Broadcaster and comedian Jim Bowen, best known for hosting darts-based game show Bullseye in the 1980s and ’90s, has died at the age of 80.
His wife Phyllis confirmed the news to BBC Radio Lancashire.
The former deputy headmaster, who lived in North Lancashire, began his career as a stand-up comedian on the club circuit in the 1960s.
He became a household name when he began presenting Bullseye in 1981. The Sunday tea time show ran for 14 years.
It attracted 17.5 million viewers at its peak and involved three pairs of contestants – with a “thrower”, who would throw the darts, and a “knower”, who would answer general knowledge questions.
Bowen became known for catchphrases including “Super, smashing, great”, “You can’t beat a bit of Bully!” and “Let’s look at what you could have won”.

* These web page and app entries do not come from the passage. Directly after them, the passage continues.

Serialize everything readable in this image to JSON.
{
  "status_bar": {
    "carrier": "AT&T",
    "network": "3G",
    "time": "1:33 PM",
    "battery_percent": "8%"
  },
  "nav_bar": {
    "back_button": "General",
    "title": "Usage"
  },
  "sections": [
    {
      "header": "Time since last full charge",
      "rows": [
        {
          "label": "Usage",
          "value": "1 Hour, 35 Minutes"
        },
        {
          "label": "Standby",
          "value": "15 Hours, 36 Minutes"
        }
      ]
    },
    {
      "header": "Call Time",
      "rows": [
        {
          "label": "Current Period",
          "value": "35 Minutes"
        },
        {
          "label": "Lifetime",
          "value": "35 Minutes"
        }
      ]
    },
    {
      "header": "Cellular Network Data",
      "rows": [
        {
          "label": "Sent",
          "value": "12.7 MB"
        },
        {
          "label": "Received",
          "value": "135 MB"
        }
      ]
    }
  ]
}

Another favourite phrase – “keep out of the black and in to the red, nothing in this game for two in a bed” – referred to the segments of the darts board that the players had to hit.

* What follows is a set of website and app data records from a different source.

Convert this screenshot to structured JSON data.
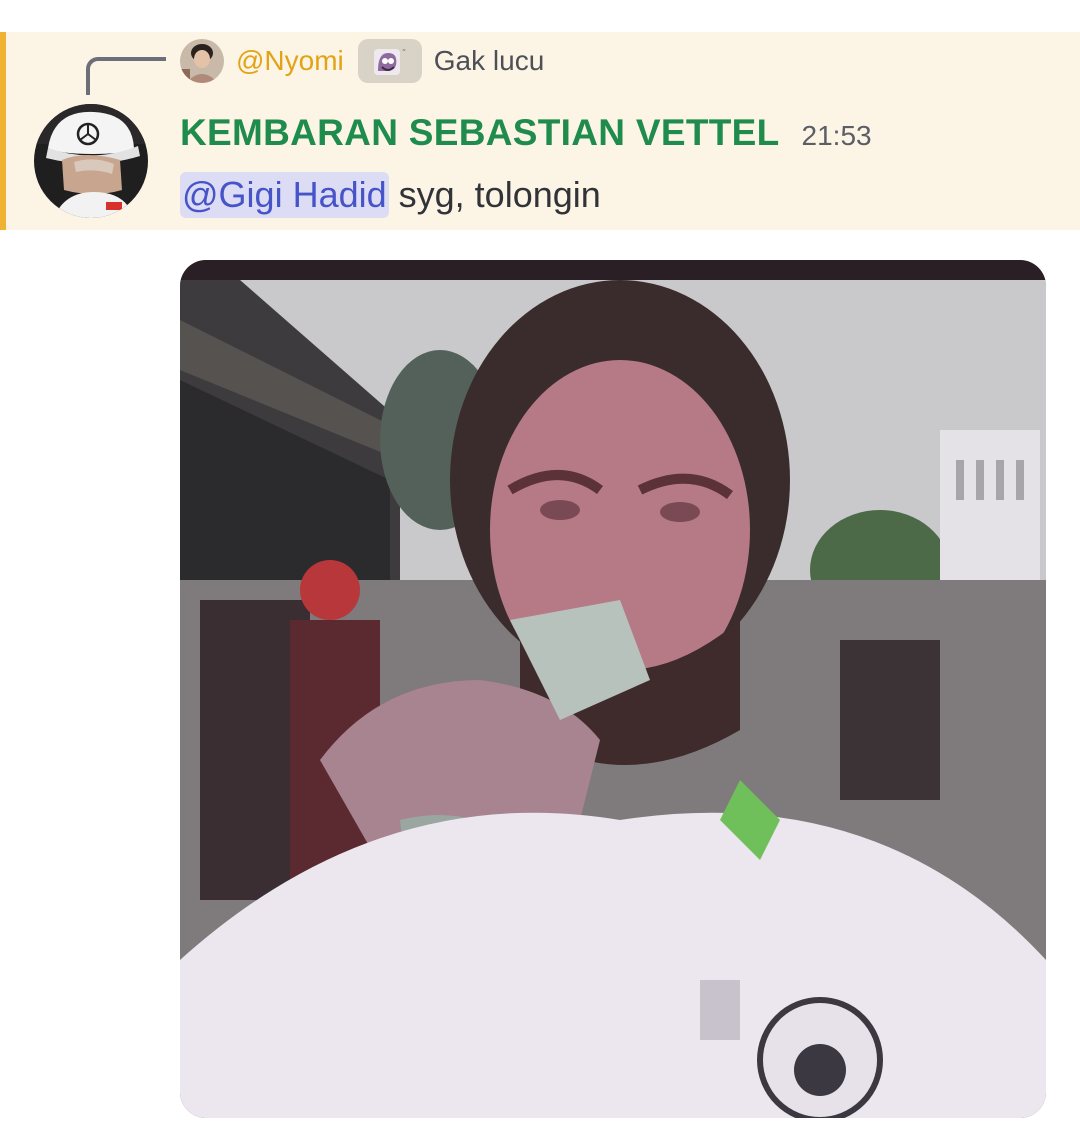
{
  "reply": {
    "author": "@Nyomi",
    "emoji_icon": "custom-emoji-icon",
    "text": "Gak lucu"
  },
  "message": {
    "author": "KEMBARAN SEBASTIAN VETTEL",
    "timestamp": "21:53",
    "mention": "@Gigi Hadid",
    "text": "syg, tolongin"
  },
  "attachment": {
    "type": "image",
    "icon": "video-attachment-image"
  },
  "colors": {
    "highlight_background": "#fcf5e6",
    "highlight_bar": "#f0b232",
    "reply_author": "#e3a316",
    "author_name": "#1f8b4c",
    "mention_text": "#4654c8",
    "mention_background": "#dcdcf4"
  }
}
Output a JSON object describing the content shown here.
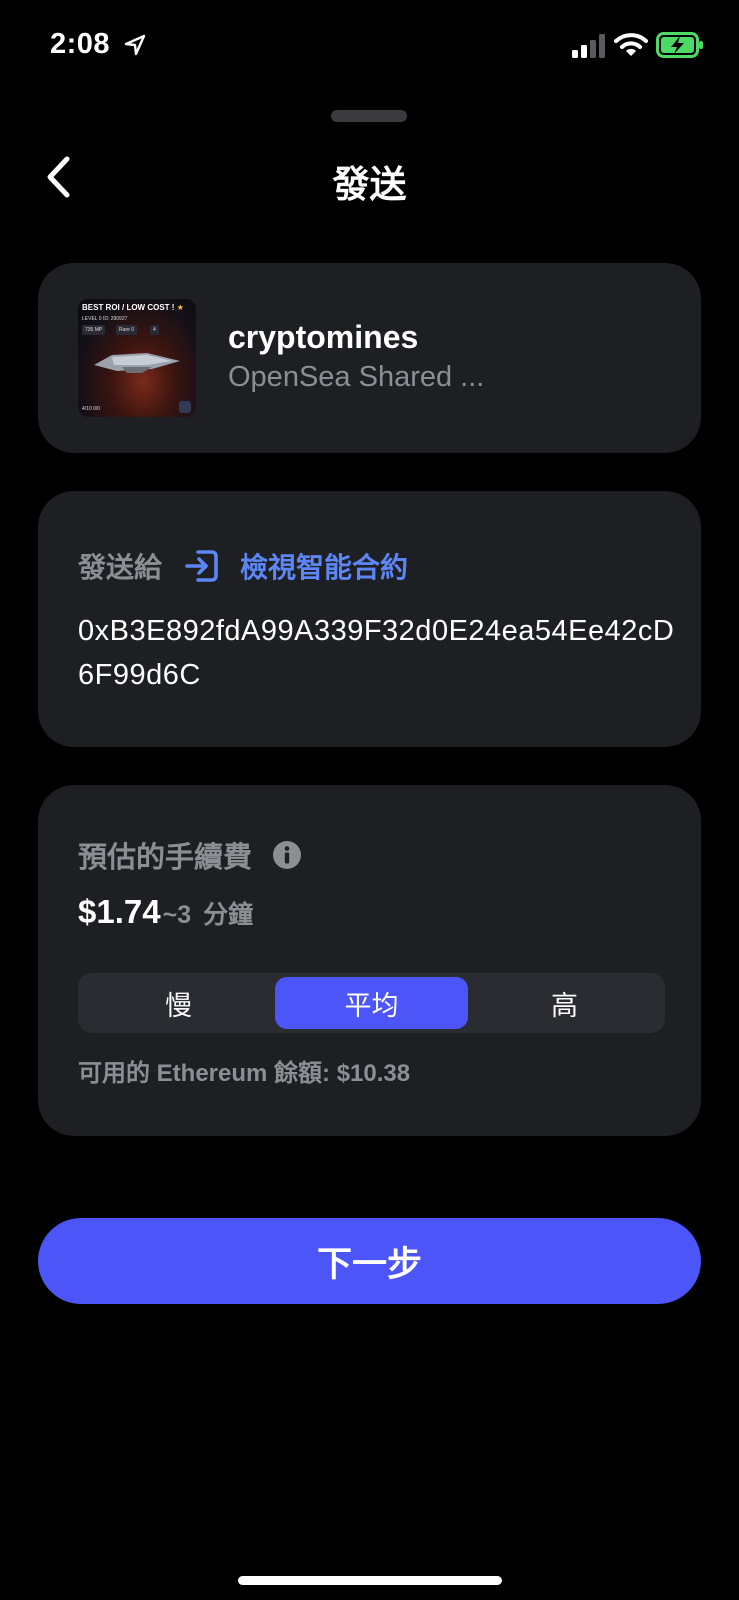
{
  "status_bar": {
    "time": "2:08"
  },
  "header": {
    "title": "發送"
  },
  "nft": {
    "name": "cryptomines",
    "collection": "OpenSea Shared ...",
    "thumbnail": {
      "title": "BEST ROI / LOW COST !",
      "star": "★",
      "subtitle": "LEVEL 0   ID: 290927",
      "chip_1": "735 MP",
      "chip_2": "Rare 0",
      "chip_3": "4",
      "footer": "4/10   0/0"
    }
  },
  "recipient": {
    "label": "發送給",
    "contract_link": "檢視智能合約",
    "address": "0xB3E892fdA99A339F32d0E24ea54Ee42cD6F99d6C"
  },
  "fee": {
    "label": "預估的手續費",
    "amount": "$1.74",
    "time": "~3",
    "time_unit": "分鐘",
    "speed_options": [
      "慢",
      "平均",
      "高"
    ],
    "selected_speed": "平均",
    "balance": "可用的 Ethereum 餘額: $10.38"
  },
  "actions": {
    "next_label": "下一步"
  },
  "colors": {
    "accent": "#4c55f8",
    "link": "#5b86f4",
    "card": "#1e1f23",
    "muted_text": "#8d8e93",
    "battery": "#4cd964"
  }
}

His warm-hearted and quick-witted rapport with the contestants was a big part of the show’s appeal.
Bowen became Bullseye host after appearing on ITV show The Comedians, alongside the likes of Frank Carson, Russ Abbott and Bernard Manning.
He also had a number of TV acting roles, including in Muck and Brass, Jonathan Creek, The Grimleys, and as Hoss Cartwright in the second series of Peter Kay’s Phoenix Nights.

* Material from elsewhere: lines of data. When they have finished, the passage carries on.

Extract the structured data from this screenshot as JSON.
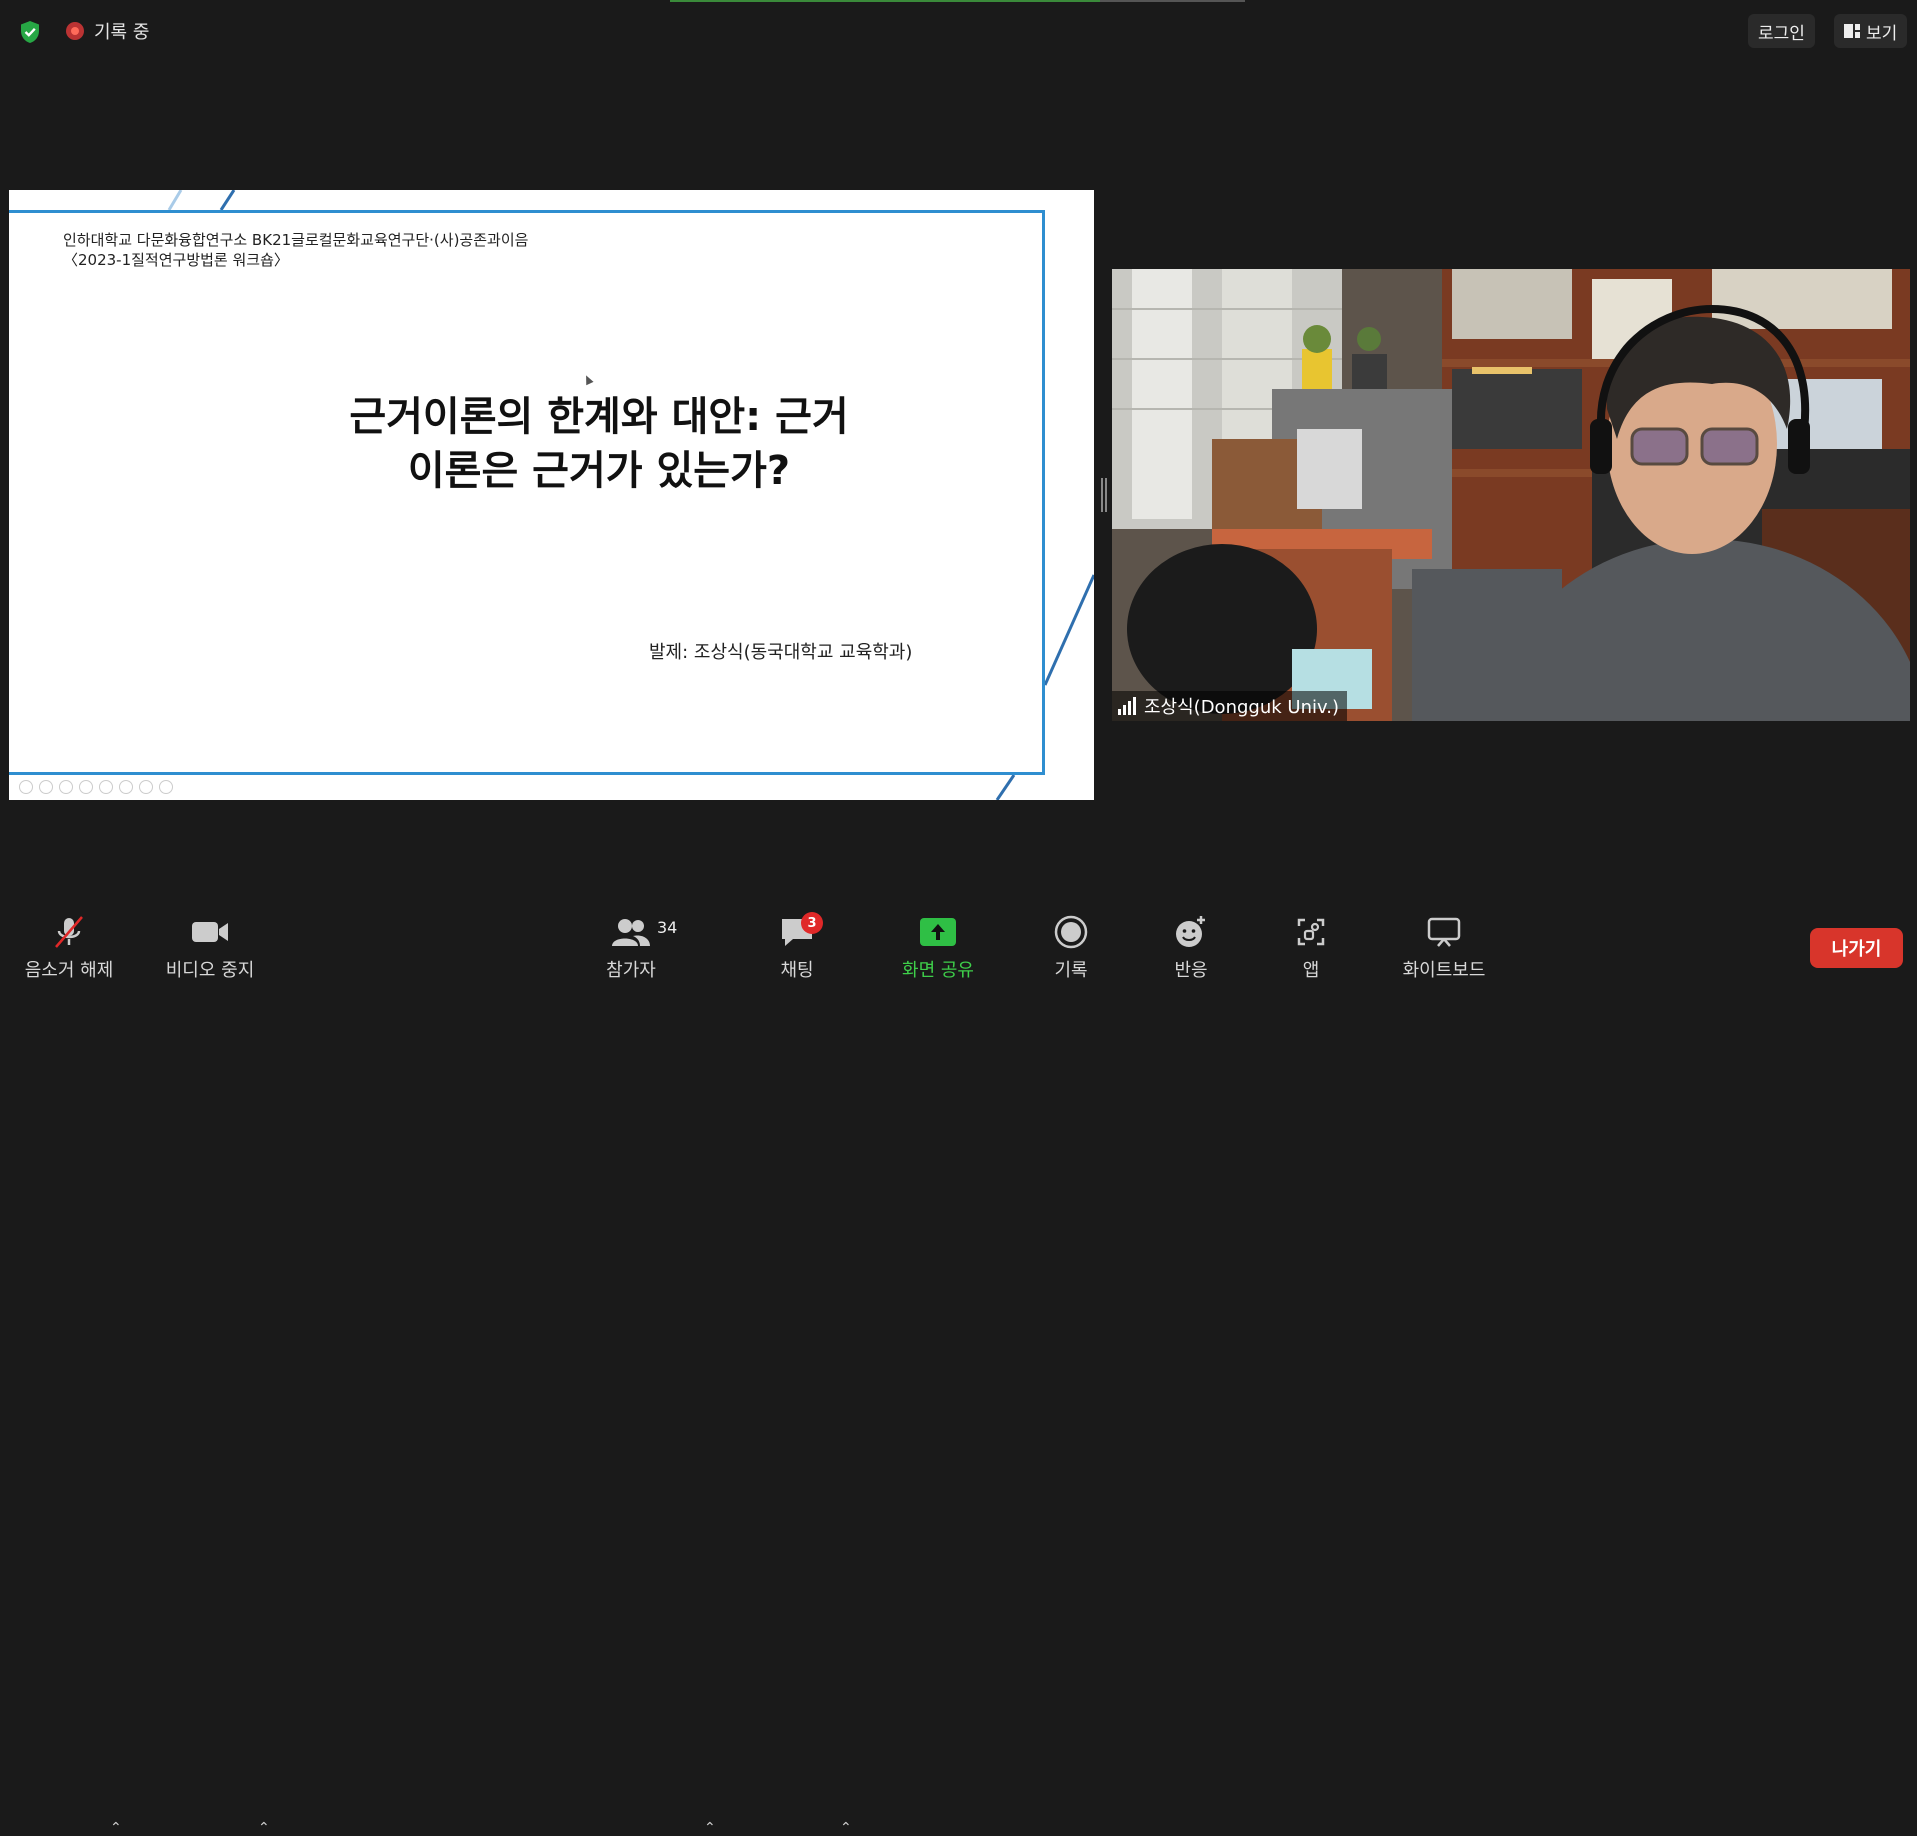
{
  "topbar": {
    "recording_label": "기록 중",
    "login_label": "로그인",
    "view_label": "보기"
  },
  "slide": {
    "header_line1": "인하대학교 다문화융합연구소 BK21글로컬문화교육연구단·(사)공존과이음",
    "header_line2": "〈2023-1질적연구방법론 워크숍〉",
    "title_line1": "근거이론의 한계와 대안: 근거",
    "title_line2": "이론은 근거가 있는가?",
    "presenter": "발제: 조상식(동국대학교 교육학과)"
  },
  "video": {
    "participant_name": "조상식(Dongguk Univ.)"
  },
  "toolbar": {
    "mute_label": "음소거 해제",
    "video_label": "비디오 중지",
    "participants_label": "참가자",
    "participants_count": "34",
    "chat_label": "채팅",
    "chat_badge": "3",
    "share_label": "화면 공유",
    "record_label": "기록",
    "reactions_label": "반응",
    "apps_label": "앱",
    "whiteboard_label": "화이트보드",
    "leave_label": "나가기"
  },
  "colors": {
    "background": "#1a1a1a",
    "accent_green": "#3ecf4a",
    "leave_red": "#d8352b",
    "badge_red": "#e02828",
    "slide_border": "#2f8ed0"
  }
}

Bowen started out as a teacher but was inspired to take up comedy after watching Ken Dodd perform two shows – lasting a total of seven hours – one night in Blackpool.
“I watched seven hours of Ken Dodd and I watched him completely decimate 7,000 people. He left them in ruins with laughter,” he told Radio Lancashire last year.
“And I thought, that’s some feeling that he must get after that. And so I learned his act.”
Bowen died two days after his hero.
Between 1999 and 2002, Bowen presented a live morning magazine programme on Radio Lancashire. He resigned after making a racist remark on air.
Fellow comedian and Radio Lancashire presenter Ted Robbins said he was a “very generous, kind man” who was “greatly loved” by the nation.
His agent Patsy Martin told the Press Association: “I will very sadly miss Jim. He was a very lovely, genuine man.”
In 2011, Bowen said he had learned to “appreciate all the things in life” after suffering two strokes.
Family friend John Pleus said Bowen died on Wednesday morning with Phyllis by his side after several weeks in hospital.
“He passed away very peacefully, she was with him. We are all shedding a tear,” he said.